    Going Pro

    You might think of protein as something you mainly get from a meal and, therefore, not a component of dessert. But, if you’re going to opt for dessert from time to time, why not consider working in ingredients that go big on this important macronutrient? It’s easier (and more delicious) than you may think! Protein is an essential part of every cell in your body and plays a starring role in bone, muscle, and skin health. So, certainly, you want to make sure you’re eating enough. And it’s best to spread protein intake throughout the day, since your body needs a continual supply.

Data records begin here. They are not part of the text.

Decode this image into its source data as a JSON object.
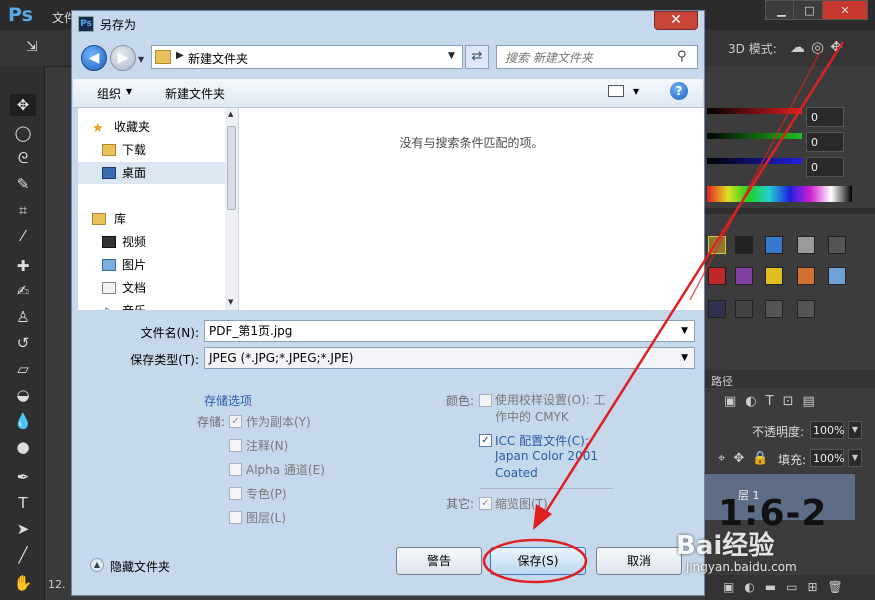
{
  "photoshop": {
    "logo": "Ps",
    "menu_file": "文件",
    "three_d_mode": "3D 模式:",
    "status_zoom": "12.",
    "color_values": [
      "0",
      "0",
      "0"
    ],
    "layers_tab": "路径",
    "opacity_label": "不透明度:",
    "opacity_value": "100%",
    "fill_label": "填充:",
    "fill_value": "100%",
    "layer_name": "层 1",
    "layer_thumb_text": "1:6-2",
    "window_buttons": [
      "▁",
      "□",
      "✕"
    ]
  },
  "dialog": {
    "title": "另存为",
    "close": "✕",
    "address_path": "新建文件夹",
    "search_placeholder": "搜索 新建文件夹",
    "organize": "组织",
    "new_folder": "新建文件夹",
    "help": "?",
    "empty_message": "没有与搜索条件匹配的项。",
    "nav_items": {
      "favorites": "收藏夹",
      "downloads": "下载",
      "desktop": "桌面",
      "libraries": "库",
      "videos": "视频",
      "pictures": "图片",
      "documents": "文档",
      "music": "音乐"
    },
    "file_name_label": "文件名(N):",
    "file_name_value": "PDF_第1页.jpg",
    "save_type_label": "保存类型(T):",
    "save_type_value": "JPEG (*.JPG;*.JPEG;*.JPE)",
    "storage_options": "存储选项",
    "save_label": "存储:",
    "as_copy": "作为副本(Y)",
    "annotations": "注释(N)",
    "alpha_channels": "Alpha 通道(E)",
    "spot_colors": "专色(P)",
    "layers": "图层(L)",
    "color_label": "颜色:",
    "use_proof_setup": "使用校样设置(O):  工",
    "use_proof_setup_2": "作中的 CMYK",
    "icc_profile": "ICC 配置文件(C):",
    "icc_line2": "Japan Color 2001",
    "icc_line3": "Coated",
    "other_label": "其它:",
    "thumbnail": "缩览图(T)",
    "hide_folders": "隐藏文件夹",
    "warning_button": "警告",
    "save_button": "保存(S)",
    "cancel_button": "取消"
  },
  "watermark": {
    "brand": "Bai经验",
    "url": "jingyan.baidu.com"
  },
  "colors": {
    "annotation_red": "#e02020",
    "dialog_bg": "#c6d8ec"
  }
}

This is why it can be a great idea to try to include protein in your desserts. When protein is provided in sufficient amounts in a dessert, it may help you feel more satiated and help temper blood sugar swings. Plus, in many cases, that protein comes in a package of other nutritional benefits. For instance, if you’re eating a dessert made with protein-packed Greek yogurt, you’re not just getting protein; you’re getting all the yogurt’s bone-benefitting calcium and immune-boosting probiotics, too. Adding nuts to your dessert doesn’t just provide plant-based protein, but it also provides heart-healthy fats. Yes, desserts need not be just empty calories. Ready for a treat? These protein-filled desserts with a healthy twist are dietitian-approved—and delicious.